Many of these patients can’t afford a vehicle and have trouble getting to doctors, who are often 100 or more miles away.
Some clinics in the South provide rides for patients or send doctors, nurses and case managers to rural areas.
But mobile medical care is expensive. To improve this system, MAO recently began a telemedicine program designed to provide an instant long-distance link between doctors and patients. The first site, Selma, started operating in January, and now, once a week, doctors and case managers in Montgomery talk to patients in Selma via a high-speed video linkup.
“It’s face to face in real time,” Dill said. “You can see the patients. You can see the medicines. It’s hard to do that on the phone.”
On a recent humid, overcast morning in a small, windowless room in Selma’s sole hospital, Vaughan Regional Medical Center, 58-year-old Michael Young sat facing a large computer monitor. The thin, soft-spoken man with tinted glasses and short jheri-curled hair lives in Dixons Mills, a small community an hour west of Selma. His HIV infection was diagnosed six years ago; he said he was probably infected after having unprotected sex with a female partner. On the screen talking to him was Prashanth Bhat, a physician who specializes in HIV; Bhat is in Montgomery, 50 miles away.

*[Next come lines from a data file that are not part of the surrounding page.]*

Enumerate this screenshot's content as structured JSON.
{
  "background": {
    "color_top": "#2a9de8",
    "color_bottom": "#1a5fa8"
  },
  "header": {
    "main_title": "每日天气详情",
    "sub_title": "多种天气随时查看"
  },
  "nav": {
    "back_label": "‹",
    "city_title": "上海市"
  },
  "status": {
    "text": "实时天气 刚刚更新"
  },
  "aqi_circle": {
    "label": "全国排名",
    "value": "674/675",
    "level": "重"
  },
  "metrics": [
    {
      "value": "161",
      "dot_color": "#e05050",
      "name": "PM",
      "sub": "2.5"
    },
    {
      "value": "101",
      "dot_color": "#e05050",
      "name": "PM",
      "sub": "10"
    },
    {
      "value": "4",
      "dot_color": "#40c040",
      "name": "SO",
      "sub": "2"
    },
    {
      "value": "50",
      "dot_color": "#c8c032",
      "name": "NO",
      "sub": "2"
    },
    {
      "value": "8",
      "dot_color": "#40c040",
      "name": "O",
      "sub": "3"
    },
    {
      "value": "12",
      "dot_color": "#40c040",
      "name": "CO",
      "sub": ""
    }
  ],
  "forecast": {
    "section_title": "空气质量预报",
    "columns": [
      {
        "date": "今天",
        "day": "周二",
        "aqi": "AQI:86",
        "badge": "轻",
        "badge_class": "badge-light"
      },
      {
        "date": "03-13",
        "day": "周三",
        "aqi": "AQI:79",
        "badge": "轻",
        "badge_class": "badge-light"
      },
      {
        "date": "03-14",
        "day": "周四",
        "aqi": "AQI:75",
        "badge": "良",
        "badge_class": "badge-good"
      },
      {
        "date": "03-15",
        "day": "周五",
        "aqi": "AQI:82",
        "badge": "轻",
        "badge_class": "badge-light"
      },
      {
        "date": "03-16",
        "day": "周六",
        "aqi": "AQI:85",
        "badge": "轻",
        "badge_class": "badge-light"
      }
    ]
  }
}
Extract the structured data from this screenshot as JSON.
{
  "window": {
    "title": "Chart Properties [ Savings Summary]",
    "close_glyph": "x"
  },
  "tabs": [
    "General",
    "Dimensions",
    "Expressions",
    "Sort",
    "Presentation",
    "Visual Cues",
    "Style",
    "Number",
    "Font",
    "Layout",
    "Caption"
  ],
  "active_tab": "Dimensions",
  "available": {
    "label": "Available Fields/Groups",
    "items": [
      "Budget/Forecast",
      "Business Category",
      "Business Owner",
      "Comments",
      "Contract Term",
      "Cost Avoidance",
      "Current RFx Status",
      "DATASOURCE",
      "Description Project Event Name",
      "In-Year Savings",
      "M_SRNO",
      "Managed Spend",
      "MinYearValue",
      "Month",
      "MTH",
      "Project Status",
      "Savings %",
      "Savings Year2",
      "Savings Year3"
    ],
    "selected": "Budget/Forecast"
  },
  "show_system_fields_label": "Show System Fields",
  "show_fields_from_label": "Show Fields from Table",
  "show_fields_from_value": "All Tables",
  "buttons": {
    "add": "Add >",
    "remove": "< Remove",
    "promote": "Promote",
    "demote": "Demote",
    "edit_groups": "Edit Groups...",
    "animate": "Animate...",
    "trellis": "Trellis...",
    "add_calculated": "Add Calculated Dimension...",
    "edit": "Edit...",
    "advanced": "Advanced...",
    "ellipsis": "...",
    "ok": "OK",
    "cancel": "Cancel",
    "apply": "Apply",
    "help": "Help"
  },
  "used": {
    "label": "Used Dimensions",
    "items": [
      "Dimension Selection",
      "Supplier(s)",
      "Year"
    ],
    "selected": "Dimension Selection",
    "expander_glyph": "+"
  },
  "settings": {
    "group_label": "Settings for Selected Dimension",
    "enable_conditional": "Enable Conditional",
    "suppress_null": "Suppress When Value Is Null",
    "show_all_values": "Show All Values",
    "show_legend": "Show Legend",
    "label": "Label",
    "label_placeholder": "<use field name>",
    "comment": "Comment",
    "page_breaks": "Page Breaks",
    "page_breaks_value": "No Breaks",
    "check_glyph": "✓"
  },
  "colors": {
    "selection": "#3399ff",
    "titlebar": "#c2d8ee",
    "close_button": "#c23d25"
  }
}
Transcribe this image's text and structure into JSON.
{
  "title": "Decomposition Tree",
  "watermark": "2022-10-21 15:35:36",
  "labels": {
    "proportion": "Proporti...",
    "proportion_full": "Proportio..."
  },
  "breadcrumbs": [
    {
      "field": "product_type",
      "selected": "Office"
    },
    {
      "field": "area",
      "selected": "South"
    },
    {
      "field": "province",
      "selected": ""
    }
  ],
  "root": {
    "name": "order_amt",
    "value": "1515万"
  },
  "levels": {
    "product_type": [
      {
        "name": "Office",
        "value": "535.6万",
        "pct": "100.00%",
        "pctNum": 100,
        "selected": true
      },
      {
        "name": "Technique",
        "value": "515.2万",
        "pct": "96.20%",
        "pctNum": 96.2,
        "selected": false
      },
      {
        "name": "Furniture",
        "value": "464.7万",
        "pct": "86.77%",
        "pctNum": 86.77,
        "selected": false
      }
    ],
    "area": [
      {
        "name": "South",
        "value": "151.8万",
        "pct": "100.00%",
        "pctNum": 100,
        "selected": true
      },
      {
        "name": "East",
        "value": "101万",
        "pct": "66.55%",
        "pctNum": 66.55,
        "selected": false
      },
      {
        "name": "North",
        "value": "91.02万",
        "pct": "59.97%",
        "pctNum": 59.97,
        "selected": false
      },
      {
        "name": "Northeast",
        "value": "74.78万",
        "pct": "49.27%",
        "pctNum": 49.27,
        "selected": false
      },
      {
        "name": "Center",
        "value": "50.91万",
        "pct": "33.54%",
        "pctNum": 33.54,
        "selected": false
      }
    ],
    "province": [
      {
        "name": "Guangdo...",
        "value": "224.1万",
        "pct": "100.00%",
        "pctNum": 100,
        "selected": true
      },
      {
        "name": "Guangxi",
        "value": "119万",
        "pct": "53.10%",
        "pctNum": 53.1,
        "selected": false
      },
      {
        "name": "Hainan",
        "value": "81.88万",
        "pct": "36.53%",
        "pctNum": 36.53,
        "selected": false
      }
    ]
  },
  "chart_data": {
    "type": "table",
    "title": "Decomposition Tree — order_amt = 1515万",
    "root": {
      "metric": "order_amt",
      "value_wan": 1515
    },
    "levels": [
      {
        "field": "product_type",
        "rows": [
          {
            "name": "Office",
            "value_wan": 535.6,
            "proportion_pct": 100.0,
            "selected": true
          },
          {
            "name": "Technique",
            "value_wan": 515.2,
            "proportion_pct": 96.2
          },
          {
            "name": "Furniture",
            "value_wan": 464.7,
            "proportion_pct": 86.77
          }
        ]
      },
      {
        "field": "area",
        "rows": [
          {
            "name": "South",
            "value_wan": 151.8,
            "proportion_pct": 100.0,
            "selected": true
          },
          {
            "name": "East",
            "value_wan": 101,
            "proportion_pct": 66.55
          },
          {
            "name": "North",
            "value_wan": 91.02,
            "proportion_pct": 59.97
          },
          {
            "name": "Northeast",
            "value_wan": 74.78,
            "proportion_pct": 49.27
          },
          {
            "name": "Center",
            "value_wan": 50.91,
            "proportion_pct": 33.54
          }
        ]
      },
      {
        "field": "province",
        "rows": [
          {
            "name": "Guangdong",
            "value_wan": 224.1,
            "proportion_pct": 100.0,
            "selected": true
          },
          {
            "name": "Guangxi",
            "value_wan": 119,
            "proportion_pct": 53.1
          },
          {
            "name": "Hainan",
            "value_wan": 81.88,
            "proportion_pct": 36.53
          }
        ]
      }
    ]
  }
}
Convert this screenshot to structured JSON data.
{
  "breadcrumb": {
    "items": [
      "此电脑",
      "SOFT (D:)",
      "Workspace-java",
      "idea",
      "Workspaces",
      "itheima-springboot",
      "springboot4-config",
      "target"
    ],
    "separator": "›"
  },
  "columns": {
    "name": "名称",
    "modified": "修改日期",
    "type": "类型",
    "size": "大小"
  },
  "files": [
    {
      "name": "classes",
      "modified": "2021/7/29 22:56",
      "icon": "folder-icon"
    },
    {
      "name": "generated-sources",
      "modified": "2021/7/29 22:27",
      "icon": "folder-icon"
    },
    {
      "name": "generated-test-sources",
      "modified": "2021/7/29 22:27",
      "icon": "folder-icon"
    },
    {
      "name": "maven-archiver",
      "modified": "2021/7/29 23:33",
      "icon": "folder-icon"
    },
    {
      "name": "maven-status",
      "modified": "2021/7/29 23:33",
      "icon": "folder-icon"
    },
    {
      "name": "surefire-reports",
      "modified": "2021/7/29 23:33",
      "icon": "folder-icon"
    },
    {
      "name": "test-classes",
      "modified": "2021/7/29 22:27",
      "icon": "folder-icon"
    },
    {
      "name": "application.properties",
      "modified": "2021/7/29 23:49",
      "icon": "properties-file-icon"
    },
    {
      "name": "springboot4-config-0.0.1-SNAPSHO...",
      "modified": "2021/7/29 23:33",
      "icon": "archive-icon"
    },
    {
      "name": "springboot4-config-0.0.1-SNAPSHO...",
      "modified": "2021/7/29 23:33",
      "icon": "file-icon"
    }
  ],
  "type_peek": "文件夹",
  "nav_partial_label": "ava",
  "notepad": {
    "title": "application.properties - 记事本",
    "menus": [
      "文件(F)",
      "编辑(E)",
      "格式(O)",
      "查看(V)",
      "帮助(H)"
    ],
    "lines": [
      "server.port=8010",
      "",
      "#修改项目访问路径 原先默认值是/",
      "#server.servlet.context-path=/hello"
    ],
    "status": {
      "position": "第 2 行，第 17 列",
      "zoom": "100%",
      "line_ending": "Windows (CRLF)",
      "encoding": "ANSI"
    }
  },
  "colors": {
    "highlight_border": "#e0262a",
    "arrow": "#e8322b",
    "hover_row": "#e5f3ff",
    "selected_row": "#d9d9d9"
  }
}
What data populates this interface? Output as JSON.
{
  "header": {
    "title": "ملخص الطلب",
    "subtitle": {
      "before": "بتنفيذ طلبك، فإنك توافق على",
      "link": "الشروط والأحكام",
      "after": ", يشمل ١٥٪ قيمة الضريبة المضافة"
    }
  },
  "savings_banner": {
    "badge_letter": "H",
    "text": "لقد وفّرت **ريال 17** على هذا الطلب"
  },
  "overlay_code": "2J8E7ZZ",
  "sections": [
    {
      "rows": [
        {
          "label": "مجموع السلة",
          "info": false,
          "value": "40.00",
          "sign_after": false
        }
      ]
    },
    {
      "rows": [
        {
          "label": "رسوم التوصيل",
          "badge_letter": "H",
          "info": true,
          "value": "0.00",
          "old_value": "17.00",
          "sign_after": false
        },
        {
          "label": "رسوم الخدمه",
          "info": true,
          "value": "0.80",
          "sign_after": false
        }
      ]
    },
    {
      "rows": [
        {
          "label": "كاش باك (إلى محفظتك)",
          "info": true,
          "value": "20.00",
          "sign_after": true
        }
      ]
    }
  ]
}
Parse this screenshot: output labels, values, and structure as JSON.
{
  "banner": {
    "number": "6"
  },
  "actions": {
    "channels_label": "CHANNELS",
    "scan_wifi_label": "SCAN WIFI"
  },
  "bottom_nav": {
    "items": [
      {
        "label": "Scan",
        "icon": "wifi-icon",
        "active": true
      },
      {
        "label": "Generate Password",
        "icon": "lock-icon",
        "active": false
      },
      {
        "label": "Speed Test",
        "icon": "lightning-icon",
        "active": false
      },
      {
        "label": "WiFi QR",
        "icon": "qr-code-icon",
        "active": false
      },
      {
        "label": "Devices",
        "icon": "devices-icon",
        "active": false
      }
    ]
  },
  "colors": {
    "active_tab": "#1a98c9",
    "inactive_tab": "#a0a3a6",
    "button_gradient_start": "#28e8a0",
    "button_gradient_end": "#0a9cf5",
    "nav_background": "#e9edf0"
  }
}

Bhat told Young he had “fantastic news”: The medicine was working so well that the HIV was undetectable in Young’s body. But Young had other chronic health issues — some likely related to HIV — including diabetes and kidney and liver problems. That day, in his monthly visit to this clinic, Young said he had pain from an apparent blocked artery in his leg that kept him up at night. Bhat promised to talk with a vascular surgeon about how to ease the pain.
Bhat saw six patients on this day from various parts of the state — something that wouldn’t have been possible had he spent hours traveling. “It saves a ton of time,” he said.
By next year, MAO and two partner clinics elsewhere in the state will have a total of six telemedicine sites. The expansion will allow the clinics to provide remote care to more than two-thirds of the state’s counties. The program, which is funded by MAO, the federal government and the national group AIDS United, will initially run for three years at a cost of $2.4 million.
In another attempt to lessen the HIV/AIDS rate, Louisiana has instituted “opt-out” HIV testing in prisons and county jails, as well as state public health clinics. For these tests, providers assume that all patients want the test; patients who don’t want to be tested can opt out. The number of tests increased from 60,000 in 2007 to nearly 100,000 in 2010. Of those tested, about 1,000 were positive.
“These are people who may not have gotten tested on their own,” Gruber said. The state is working to expand the opt-out approach to public hospital emergency rooms, which would further increase the number of tests.
Many who work with HIV patients including Saag, the Birmingham HIV clinic director, are trying to win over churches. Many say that churches in the South often foster HIV stigma, presenting the disease as part of a sinful gay lifestyle. Saag and others are working to persuade pastors to see HIV as a health problem rather than a moral issue. Some observers are hoping that the new Affordable Care Act will improve HIV care in the South, and elsewhere, by increasing funds for Medicare and Medicaid recipients.
Wherry, the Selma outreach worker, says success depends on a much wider acknowledgment that HIV is a real problem in the South. “People think if they ignore this, it will go away. It’s the elephant in the room,” he said. “We could get a handle on this virus if we just faced it.”
Kohn is a freelance writer